The man said he "felt used", and implicated into some sort of propaganda. He left during intermission.

The New York Times last month reported similar responses to a Divine performance in Manhattan with moments of heavy-handed propaganda. Epoch, a sponsor of the show, reacted angrily, saying the Times' "unwarranted criticisms... clearly reveal[ed] a darker side" of the newspaper; one Epoch article, under the headline "New York Times Parrots Communist Party Line", asserted "the response to the show, confirmed by The Epoch Times reporters in over 1000 interviews with audience members, was overwhelmingly positive".

Epoch also points out that the New York Times story was, unusually for a Western article, immediately reprinted by Xinhua, China's state media agency, and propagated widely. The propaganda battle between Falun Gong and the Chinese government is a zero-sum game, accounting, perhaps, for the movement's propensity to overreact to criticism; any critique of one is celebrated as a vindication by the other.
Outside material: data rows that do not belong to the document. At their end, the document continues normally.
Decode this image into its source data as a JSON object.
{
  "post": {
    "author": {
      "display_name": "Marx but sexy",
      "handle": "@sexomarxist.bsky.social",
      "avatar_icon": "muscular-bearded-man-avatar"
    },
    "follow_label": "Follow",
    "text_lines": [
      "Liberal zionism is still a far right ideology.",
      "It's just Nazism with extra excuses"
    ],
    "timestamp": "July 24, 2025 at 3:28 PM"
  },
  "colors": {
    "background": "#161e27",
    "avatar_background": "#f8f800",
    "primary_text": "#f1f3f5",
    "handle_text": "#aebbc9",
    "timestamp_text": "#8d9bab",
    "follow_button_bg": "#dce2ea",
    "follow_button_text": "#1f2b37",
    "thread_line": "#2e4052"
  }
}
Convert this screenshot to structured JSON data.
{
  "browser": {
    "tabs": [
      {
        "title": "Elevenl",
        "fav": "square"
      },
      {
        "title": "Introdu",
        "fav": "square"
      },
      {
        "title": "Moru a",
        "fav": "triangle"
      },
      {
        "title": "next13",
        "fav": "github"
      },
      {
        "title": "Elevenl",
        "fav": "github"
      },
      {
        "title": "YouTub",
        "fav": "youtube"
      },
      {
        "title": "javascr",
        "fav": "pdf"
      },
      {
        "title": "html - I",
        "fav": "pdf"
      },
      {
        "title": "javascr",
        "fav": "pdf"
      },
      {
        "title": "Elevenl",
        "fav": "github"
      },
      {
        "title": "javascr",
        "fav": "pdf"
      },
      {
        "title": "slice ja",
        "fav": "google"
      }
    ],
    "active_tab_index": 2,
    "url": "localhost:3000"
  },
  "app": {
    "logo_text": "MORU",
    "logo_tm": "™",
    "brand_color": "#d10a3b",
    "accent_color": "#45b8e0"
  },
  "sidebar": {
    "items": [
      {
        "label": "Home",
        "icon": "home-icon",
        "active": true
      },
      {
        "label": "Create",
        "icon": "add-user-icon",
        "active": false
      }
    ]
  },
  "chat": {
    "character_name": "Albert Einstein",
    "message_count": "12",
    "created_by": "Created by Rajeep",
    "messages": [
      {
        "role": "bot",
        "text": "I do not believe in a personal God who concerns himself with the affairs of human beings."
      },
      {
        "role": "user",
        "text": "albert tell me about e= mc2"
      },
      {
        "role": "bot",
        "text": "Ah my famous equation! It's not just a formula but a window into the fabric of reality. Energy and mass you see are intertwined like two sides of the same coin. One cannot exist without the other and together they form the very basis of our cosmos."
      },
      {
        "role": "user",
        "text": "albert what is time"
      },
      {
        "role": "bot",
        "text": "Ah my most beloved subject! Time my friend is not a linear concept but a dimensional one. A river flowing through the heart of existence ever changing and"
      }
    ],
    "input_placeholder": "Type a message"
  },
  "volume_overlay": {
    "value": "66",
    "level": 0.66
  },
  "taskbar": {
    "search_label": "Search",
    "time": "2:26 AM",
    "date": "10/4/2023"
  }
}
Political scientist Maria Hsia Chang of the University of Nevada, Reno, author of a book on Falun Gong, says the movement "seems to be treating organisations it has created, such as The Epoch Times, as front organisations to influence public opinion via a concerted information-PR-propaganda campaign".

The most charitable explanation she is able to offer for this strategy "is that Falun Gong's decision-makers are products of the political-social environment in China", where to survive, the movement has to create organisations that are publicly unaffiliated with it.

Such strategies are counterproductive in democratic societies.

"Being secretive and deceptive will just play into the image they're a kooky group with something to hide," Chang says.

As a movement, Falun Gong displays the paranoia of the genuinely persecuted. Sometimes its suspicions are justified; clearly some of its activities are subject to Chinese interference. Other times, it perceives threats that are not there.

In a year when China's appalling human rights practices should be squarely in the spotlight ahead of an Olympics which China's leaders had once hollowly promised would usher in a new era of political freedoms Falun Gong's misguided strategies may instead be turning off its potential audience.

Chang says that like many she sympathises with the movement's goals, particularly given the way China's human rights conduct has fallen off the West's agenda. "I just wish Falun Gong would use better tactics."

To see more documents/articles regarding this group/organization/subject click here.